> [Dataset entries]
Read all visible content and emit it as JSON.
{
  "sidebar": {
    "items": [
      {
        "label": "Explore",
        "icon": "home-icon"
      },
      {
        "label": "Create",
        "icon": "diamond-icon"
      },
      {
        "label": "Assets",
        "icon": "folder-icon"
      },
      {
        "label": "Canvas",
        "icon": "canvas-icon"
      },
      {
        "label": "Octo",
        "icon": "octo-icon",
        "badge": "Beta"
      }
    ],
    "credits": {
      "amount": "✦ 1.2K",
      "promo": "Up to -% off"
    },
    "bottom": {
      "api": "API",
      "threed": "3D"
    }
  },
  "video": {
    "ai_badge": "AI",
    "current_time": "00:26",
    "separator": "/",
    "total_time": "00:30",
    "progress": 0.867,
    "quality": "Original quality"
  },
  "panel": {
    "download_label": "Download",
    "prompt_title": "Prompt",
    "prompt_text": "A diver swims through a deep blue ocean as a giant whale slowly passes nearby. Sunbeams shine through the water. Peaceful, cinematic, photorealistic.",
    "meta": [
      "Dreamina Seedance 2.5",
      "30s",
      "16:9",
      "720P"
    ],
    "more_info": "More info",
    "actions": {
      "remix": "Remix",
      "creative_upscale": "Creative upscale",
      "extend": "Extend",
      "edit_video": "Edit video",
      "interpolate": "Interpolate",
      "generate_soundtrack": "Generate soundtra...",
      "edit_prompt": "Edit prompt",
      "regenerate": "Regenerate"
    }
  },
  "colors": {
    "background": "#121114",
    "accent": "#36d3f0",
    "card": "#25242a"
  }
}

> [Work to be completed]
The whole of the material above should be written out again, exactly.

> [Your solution]
Read all visible content and emit it as JSON.
{
  "sidebar": {
    "items": [
      {
        "label": "Explore",
        "icon": "home-icon"
      },
      {
        "label": "Create",
        "icon": "diamond-icon"
      },
      {
        "label": "Assets",
        "icon": "folder-icon"
      },
      {
        "label": "Canvas",
        "icon": "canvas-icon"
      },
      {
        "label": "Octo",
        "icon": "octo-icon",
        "badge": "Beta"
      }
    ],
    "credits": {
      "amount": "✦ 1.2K",
      "promo": "Up to -% off"
    },
    "bottom": {
      "api": "API",
      "threed": "3D"
    }
  },
  "video": {
    "ai_badge": "AI",
    "current_time": "00:26",
    "separator": "/",
    "total_time": "00:30",
    "progress": 0.867,
    "quality": "Original quality"
  },
  "panel": {
    "download_label": "Download",
    "prompt_title": "Prompt",
    "prompt_text": "A diver swims through a deep blue ocean as a giant whale slowly passes nearby. Sunbeams shine through the water. Peaceful, cinematic, photorealistic.",
    "meta": [
      "Dreamina Seedance 2.5",
      "30s",
      "16:9",
      "720P"
    ],
    "more_info": "More info",
    "actions": {
      "remix": "Remix",
      "creative_upscale": "Creative upscale",
      "extend": "Extend",
      "edit_video": "Edit video",
      "interpolate": "Interpolate",
      "generate_soundtrack": "Generate soundtra...",
      "edit_prompt": "Edit prompt",
      "regenerate": "Regenerate"
    }
  },
  "colors": {
    "background": "#121114",
    "accent": "#36d3f0",
    "card": "#25242a"
  }
}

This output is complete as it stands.